Her identity and value are rooted in her relationship with Christ rather than a relationship with a man. 

If you’d like the entire list, you can download that pdf here.

Are you clinging to Christ or have you seen a few red flags lately?

Anyone need to make an idolatry confession?

Image courtesy of kongsky/FreeDigitalPhotos.net

8 Comments

  • Michele Morin

    Whenever I read about the people of Israel giving their earrings, etc. to Aaron to make the golden calf, I’m reminded of my own skill at fashioning idols out of anything that’s handy. “Prone to wander, Lord, I feel it . . .”
    Thanks, Kimberly, for sharing your story.

  • Gina Burpee

    This is so true…a few years ago, the Holy Spirit revealed to me how I had made my husband an Idol. Loving to a fault, if you will. It’s looked different throughout the years to. Expectations, unbalanced time with him versus the Lord…but He always calls us back. Thank you for your honesty!

  • Kimberly Wagner

    Hello, Michele ~

    Yes, prone to sin . . . so thankful for God’s grace. Sending you the link to another post on this topic from a couple of years ago, in case you want to read additional thoughts:

    http://www.kimberlywagner.org/?p=2402

    Idolatry is something we all must continually be on guard against. It crops up so subtly, but thankfully Christ has given us the power to walk in holiness and provides grace for repentance.

    Good to hear from you, friend ~

  • kyrie

    Question:
    What if the husband is the one who is “Idolizing” in the marriage. How can a wife address that? It’s becoming unbearable. He twists every little thing into how I am disobedient/unsubmissive if I don’t meet his every *expectation*.

  • Kimberly Wagner

    Hello, Kyrie ~

    Good question. I hope you’ll check out the suggestions I have for confronting our husbands by going to the pdf that you’ll find by clicking on this link:

    http://www.kimberlywagner.org/?p=3885

    You might find that helpful. Also, are you and your husband involved in a biblical church body where you can find an older couple that might be willing to mentor you in your marriage relationship? I highly encourage that, young couples can learn so much from spiritually mature couples who’ve fleshed out the truth of God’s Word for decades.

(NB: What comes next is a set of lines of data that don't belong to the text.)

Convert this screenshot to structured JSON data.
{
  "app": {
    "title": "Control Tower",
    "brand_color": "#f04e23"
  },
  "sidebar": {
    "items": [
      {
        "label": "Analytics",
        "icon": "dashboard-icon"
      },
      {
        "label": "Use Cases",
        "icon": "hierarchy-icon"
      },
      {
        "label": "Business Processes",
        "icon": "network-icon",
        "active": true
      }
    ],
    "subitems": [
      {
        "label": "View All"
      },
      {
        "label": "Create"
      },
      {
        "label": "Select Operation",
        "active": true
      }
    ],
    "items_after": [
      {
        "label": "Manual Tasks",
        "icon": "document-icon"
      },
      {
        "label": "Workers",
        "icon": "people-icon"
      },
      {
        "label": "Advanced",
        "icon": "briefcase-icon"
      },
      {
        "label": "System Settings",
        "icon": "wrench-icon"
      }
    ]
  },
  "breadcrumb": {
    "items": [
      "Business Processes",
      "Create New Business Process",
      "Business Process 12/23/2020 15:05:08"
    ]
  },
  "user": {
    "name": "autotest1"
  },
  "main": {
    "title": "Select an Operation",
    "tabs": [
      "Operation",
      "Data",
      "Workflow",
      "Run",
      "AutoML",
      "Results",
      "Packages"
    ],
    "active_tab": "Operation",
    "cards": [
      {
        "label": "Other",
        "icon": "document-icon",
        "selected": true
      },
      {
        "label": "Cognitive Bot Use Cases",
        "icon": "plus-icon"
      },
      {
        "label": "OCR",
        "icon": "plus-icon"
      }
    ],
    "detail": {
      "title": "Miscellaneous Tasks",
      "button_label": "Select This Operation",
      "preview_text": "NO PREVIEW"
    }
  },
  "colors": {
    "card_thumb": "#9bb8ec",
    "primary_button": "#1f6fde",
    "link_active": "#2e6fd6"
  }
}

    Also, in September our book for husband releases: “Men Who Love Fierce Women: The Power of Servant Leadership in Your Marriage”. That might be a helpful read for you and your husband to do together (if he is willing).

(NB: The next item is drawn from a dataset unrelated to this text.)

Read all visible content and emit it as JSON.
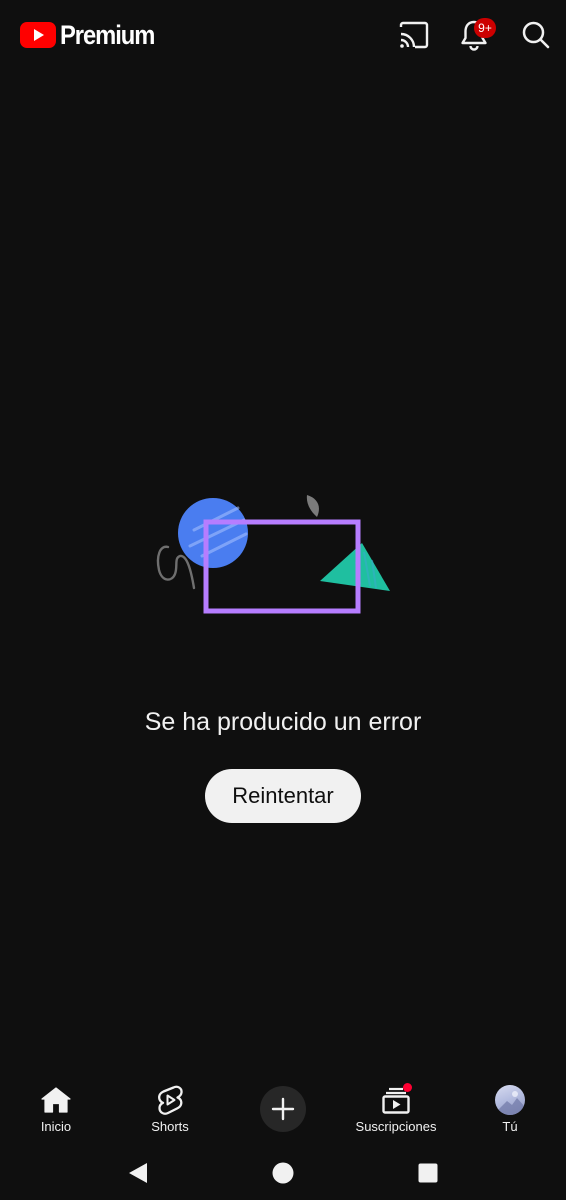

    Kyrie, I’m so sorry that you and your husband are in a difficult place. I pray that God will surround you with a network of mature believers that can come alongside you with true help.

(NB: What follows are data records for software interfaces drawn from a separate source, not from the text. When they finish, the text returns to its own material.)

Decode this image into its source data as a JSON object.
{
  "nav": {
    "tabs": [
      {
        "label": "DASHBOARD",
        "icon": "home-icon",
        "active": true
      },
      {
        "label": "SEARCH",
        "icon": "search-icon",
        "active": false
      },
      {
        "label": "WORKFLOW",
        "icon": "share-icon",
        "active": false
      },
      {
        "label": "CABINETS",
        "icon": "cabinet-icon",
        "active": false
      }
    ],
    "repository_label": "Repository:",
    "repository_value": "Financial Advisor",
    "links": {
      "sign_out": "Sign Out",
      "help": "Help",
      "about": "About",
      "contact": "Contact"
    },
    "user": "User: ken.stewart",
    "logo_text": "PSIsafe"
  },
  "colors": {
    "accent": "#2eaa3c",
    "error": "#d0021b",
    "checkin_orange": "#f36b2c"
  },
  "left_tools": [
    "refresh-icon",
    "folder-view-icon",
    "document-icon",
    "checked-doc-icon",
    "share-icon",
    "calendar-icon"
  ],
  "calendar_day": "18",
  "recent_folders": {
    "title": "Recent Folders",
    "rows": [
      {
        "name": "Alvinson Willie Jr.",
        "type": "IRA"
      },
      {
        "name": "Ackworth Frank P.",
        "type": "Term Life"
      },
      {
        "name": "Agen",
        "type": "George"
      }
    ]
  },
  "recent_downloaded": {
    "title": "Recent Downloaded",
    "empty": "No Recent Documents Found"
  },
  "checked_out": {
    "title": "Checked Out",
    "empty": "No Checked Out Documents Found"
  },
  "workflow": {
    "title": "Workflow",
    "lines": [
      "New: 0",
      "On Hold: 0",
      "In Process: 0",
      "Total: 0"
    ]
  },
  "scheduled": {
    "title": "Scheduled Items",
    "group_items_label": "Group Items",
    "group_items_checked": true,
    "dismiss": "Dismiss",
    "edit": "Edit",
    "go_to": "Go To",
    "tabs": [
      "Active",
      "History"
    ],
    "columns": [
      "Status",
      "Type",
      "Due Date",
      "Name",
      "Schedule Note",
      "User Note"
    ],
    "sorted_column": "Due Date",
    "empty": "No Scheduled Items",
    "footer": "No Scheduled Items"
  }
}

    Pausing to pray for you now ~

  • kyrie

    He would never read such a book – he believes he is always right, so why would he need a book, you know? I wish it were easier to suggest it.
    Whenever I have tried to approach/confront, I am met with strong defense mechanisms which attack – accusing me of having no humility, etc. We all have issues which will never be fully resolved/healed this side of heaven, and so that is always thrown at me.
    My church leadership will not take action… they haven’t witnessed it directly and so its only my word against his.
    Last night he actually told me he prays that God will remove me, the thorn in his side. How does anyone respond to that??

  • Kimberly Wagner

    Oh, Kyrie, I am so very sorry. You are in a dark place, not without hope, but in a place of great need.

    Have you approached your church leadership? If not, don’t assume that they won’t listen to your appeals for help. Please reach out for support and input from a spiritually mature couple in your church who can come alongside the two of you and recognize red flags: manipulative statements, verbal attacks, demeaning insults, etc. You really need some objective and biblical help from people who know you both. It would help if there is a couple that he respects that you could spend time with.

    We are praying for God to step in and bring a transforming work ~

  • kyrie

    Again, I have approached them but they will take no action on anything that doesn’t have another witness to it, including his affair!

    He just wants us to communicate our way through it. I can’t go against his wishes – he manipulates that as well.